If you needed any persuading as to the value and importance of packshot photography then it's important to look back a little in time. No, further than that. Quite a bit further - several thousand years in fact. Because to appreciate how we operate, react, respond and view the world today we need to look back at our history and development over the last few thousand years.
If you took a human from about 10,000 years ago and placed them in today's society then they pretty much would fit in, assuming you could teach them from an early age. We really haven't evolved much in many thousands of years, and we still carry about our primal instincts and our way of responding to the world around us.
A good packshot photographer knows that a catalogue photo, for all its glossy sleek appearance, is at its heart designed to target our most primal instincts, our base responses and to elicit that reaction from us which will inevitably result in our carrying a slightly lighter wallet around with us. Our world today is so full of text, sound, words and technology that it's easy to forget that all of this is still relatively new - even speech. Certainly our grasp of a written language is very recent indeed, and it was only a few generations ago that it would have been considered most unusual to be able to read and write.
We are, essentially, a predator, and as such our most keen sense is that of sight.
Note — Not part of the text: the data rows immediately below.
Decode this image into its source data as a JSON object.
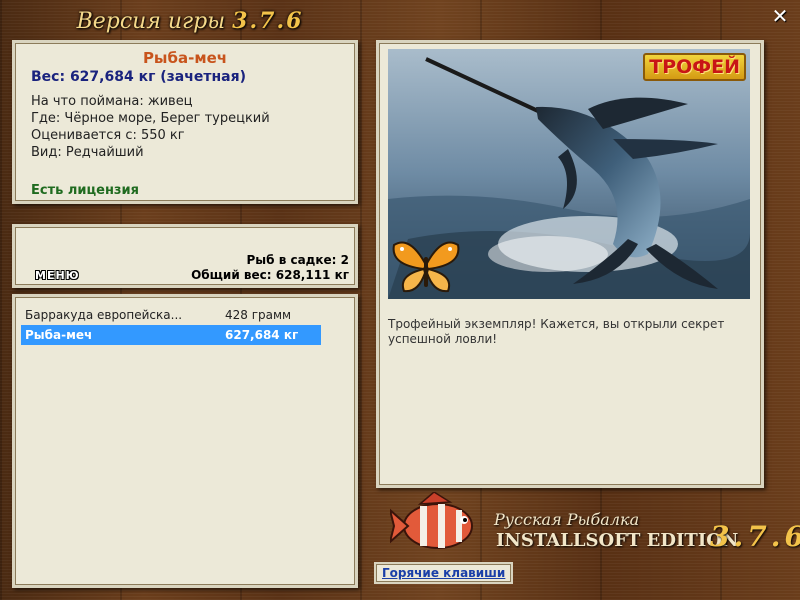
{
  "window": {
    "title_prefix": "Версия игры",
    "title_version": "3.7.6",
    "close_glyph": "✕"
  },
  "fish_info": {
    "name": "Рыба-меч",
    "weight": "Вес: 627,684 кг (зачетная)",
    "bait": "На что поймана: живец",
    "location": "Где: Чёрное море, Берег турецкий",
    "valued_from": "Оценивается с: 550 кг",
    "rarity": "Вид: Редчайший",
    "license": "Есть лицензия"
  },
  "stats": {
    "menu_label": "МЕНЮ",
    "count": "Рыб в садке: 2",
    "total": "Общий вес: 628,111 кг"
  },
  "catch_list": [
    {
      "name": "Барракуда европейска...",
      "weight": "428 грамм",
      "selected": false
    },
    {
      "name": "Рыба-меч",
      "weight": "627,684 кг",
      "selected": true
    }
  ],
  "picture": {
    "trophy_label": "ТРОФЕЙ",
    "description": "Трофейный экземпляр! Кажется, вы открыли секрет успешной ловли!"
  },
  "brand": {
    "line1": "Русская Рыбалка",
    "line2": "INSTALLSOFT EDITION",
    "version": "3.7.6"
  },
  "hotkeys_label": "Горячие клавиши",
  "colors": {
    "accent_orange": "#c8541c",
    "weight_navy": "#1a237e",
    "license_green": "#1f6b1f",
    "selection_blue": "#3399ff",
    "version_gold": "#f3c34a"
  }
}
Our ancestors would use sight to scan the forest or the plain, to identify quickly any potential threats, and any potential prey. We learned to use visual clues very quickly in order to make snap judgments, and quick decisions. Visual awareness was essential to stay alive.
Today we don't so much rely upon our sense of sight to watch for prey, since we can have frozen food delivered to our door, and as far as threats are concerned, there's relatively little chance of bumping into a mountain lion in Kettering town centre. However, we still retain those same instincts which saw us survive in the jungles and plains of Africa so many thousands of years ago. Today our visual acuity and our ability to respond without even thinking about it to visual clues is as strong as ever. Good packshot photography can take full advantage of this.
If you want to reach into someone's soul, you have to do it through the eyes. Words can only ever achieve so much, and are mere mathematics for the brain - they have to travel much further to reach the soul. A good catalogue photo needs to bypass logic and numbers, words and insurance options, and just reach out to the inner person and make them want it, feel they need it, and start to respond and react to it in a positive way even without thinking.
Because that's the thing with packshot photography - a good catalogue photo makes you respond before you have had time to think. It's the first reaction which is the more powerful - just as they say that first impressions count. If you see a photograph of something, you can feel desire for it even before your brain has decided that you don't need it, that it can't be justified, that it's too expensive or that you can find a better deal elsewhere. Once you're hooked, just like being a fish, it's very hard to escape.
Exactly how a professional packshot photographer achieves this would take up a mammoth book, perhaps several but it's worth being aware that if you're considering saving money by carrying out packshot photography in house, you may find that the plan backfires. Remember, a catalogue photo needs to do far more than simply show customers what your product looks like. A picture of a tasty boar may well sound attractive, but few of our ancestors would have survived for long on pictures alone. Give your customers what they need - feed them meat, not paper!